■ **TASK ITEM**: Print each record below exactly as it appears.

Items from a data source
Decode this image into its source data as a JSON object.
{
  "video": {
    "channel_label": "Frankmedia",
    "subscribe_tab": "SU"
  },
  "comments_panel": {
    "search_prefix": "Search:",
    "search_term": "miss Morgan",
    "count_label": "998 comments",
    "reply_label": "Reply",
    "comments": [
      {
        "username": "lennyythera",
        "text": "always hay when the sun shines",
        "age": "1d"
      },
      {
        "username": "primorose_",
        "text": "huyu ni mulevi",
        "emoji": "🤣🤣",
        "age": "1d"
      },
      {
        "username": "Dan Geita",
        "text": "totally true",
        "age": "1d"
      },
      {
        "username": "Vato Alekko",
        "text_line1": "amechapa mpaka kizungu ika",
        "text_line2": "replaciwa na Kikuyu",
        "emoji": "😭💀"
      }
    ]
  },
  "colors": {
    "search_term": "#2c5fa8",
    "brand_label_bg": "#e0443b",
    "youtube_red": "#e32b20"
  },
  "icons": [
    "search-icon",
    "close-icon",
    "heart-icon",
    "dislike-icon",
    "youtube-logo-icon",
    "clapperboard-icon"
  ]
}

■ **ANSWER FOR THIS EXERCISE**:
Decode this image into its source data as a JSON object.
{
  "video": {
    "channel_label": "Frankmedia",
    "subscribe_tab": "SU"
  },
  "comments_panel": {
    "search_prefix": "Search:",
    "search_term": "miss Morgan",
    "count_label": "998 comments",
    "reply_label": "Reply",
    "comments": [
      {
        "username": "lennyythera",
        "text": "always hay when the sun shines",
        "age": "1d"
      },
      {
        "username": "primorose_",
        "text": "huyu ni mulevi",
        "emoji": "🤣🤣",
        "age": "1d"
      },
      {
        "username": "Dan Geita",
        "text": "totally true",
        "age": "1d"
      },
      {
        "username": "Vato Alekko",
        "text_line1": "amechapa mpaka kizungu ika",
        "text_line2": "replaciwa na Kikuyu",
        "emoji": "😭💀"
      }
    ]
  },
  "colors": {
    "search_term": "#2c5fa8",
    "brand_label_bg": "#e0443b",
    "youtube_red": "#e32b20"
  },
  "icons": [
    "search-icon",
    "close-icon",
    "heart-icon",
    "dislike-icon",
    "youtube-logo-icon",
    "clapperboard-icon"
  ]
}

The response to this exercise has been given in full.